* **EXERCISE DETAILS**:
Go line by line through the entries and show those that hold the string "exchange".

--- EXERCISE MATERIAL Enclosed Below ---

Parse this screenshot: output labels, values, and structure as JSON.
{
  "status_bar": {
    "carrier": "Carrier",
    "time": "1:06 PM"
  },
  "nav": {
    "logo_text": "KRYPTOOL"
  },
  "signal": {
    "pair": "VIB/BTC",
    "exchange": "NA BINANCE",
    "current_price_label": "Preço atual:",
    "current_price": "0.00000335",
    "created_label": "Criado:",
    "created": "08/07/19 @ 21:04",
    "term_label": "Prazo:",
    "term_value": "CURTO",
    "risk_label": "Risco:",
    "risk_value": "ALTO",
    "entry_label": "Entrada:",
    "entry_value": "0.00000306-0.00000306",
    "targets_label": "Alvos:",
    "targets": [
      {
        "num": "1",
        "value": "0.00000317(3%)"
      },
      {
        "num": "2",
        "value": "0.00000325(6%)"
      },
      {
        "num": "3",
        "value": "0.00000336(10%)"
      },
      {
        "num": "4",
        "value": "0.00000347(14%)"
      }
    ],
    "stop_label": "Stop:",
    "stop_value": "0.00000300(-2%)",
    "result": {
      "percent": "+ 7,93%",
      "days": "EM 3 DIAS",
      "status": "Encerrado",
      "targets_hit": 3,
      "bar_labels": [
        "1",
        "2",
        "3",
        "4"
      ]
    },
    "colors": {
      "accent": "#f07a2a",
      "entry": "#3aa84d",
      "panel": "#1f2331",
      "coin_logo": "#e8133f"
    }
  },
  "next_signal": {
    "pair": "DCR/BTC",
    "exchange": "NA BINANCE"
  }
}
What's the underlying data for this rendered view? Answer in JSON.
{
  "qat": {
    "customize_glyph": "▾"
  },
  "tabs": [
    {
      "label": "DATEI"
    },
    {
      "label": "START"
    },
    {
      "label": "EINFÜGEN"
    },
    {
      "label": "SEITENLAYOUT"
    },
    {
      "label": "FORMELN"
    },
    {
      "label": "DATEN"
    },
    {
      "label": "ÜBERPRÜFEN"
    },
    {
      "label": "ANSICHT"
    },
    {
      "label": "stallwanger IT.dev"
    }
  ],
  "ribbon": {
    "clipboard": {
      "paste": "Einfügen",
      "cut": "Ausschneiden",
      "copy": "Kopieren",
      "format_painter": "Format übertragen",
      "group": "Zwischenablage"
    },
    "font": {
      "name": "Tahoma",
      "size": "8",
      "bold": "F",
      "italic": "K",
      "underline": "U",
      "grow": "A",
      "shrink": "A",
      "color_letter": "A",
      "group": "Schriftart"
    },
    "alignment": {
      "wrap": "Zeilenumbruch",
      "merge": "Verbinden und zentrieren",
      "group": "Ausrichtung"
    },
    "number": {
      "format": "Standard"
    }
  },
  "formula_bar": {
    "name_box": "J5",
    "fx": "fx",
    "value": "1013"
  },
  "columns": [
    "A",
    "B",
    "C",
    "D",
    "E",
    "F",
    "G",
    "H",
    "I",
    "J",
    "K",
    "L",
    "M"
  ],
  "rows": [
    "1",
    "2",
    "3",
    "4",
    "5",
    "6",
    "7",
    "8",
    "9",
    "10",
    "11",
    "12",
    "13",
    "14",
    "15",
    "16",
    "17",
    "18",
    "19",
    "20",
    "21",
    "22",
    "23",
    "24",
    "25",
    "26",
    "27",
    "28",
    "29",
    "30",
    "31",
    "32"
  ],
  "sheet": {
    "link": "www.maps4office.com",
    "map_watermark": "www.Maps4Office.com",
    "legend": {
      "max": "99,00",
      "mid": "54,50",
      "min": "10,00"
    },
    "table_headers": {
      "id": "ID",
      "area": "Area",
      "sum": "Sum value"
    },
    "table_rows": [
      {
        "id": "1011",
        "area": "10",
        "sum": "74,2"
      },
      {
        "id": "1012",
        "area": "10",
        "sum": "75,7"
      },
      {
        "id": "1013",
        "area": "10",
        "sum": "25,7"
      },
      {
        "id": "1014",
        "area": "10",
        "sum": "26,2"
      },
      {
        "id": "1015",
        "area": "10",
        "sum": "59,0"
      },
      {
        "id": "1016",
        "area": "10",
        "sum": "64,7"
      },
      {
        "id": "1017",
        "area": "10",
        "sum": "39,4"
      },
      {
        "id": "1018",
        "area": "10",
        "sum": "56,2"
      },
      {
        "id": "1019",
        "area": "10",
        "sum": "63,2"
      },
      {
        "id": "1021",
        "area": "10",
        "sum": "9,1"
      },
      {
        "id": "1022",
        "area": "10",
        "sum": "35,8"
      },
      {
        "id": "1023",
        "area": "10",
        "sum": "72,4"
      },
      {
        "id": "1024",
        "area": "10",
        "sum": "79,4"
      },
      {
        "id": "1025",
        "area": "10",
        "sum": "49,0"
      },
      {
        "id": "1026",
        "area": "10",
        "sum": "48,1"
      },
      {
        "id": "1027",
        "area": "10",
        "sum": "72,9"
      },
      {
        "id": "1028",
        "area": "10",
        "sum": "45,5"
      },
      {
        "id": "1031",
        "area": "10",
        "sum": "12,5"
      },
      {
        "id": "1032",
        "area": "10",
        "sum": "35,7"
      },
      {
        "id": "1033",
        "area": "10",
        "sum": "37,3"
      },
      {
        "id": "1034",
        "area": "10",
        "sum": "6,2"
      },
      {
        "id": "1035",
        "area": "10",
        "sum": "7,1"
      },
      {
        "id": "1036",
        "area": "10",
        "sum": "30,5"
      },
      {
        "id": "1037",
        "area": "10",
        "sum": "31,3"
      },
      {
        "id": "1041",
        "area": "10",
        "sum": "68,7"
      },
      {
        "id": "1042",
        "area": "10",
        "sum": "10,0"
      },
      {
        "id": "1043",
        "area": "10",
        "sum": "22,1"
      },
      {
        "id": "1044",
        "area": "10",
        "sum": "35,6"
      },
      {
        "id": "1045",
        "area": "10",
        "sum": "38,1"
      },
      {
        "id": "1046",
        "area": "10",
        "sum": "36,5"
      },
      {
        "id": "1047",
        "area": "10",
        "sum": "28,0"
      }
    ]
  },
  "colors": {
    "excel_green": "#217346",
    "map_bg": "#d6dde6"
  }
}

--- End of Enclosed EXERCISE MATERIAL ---

* **RESPONSE**:
    "exchange": "NA BINANCE",
    "exchange": "NA BINANCE"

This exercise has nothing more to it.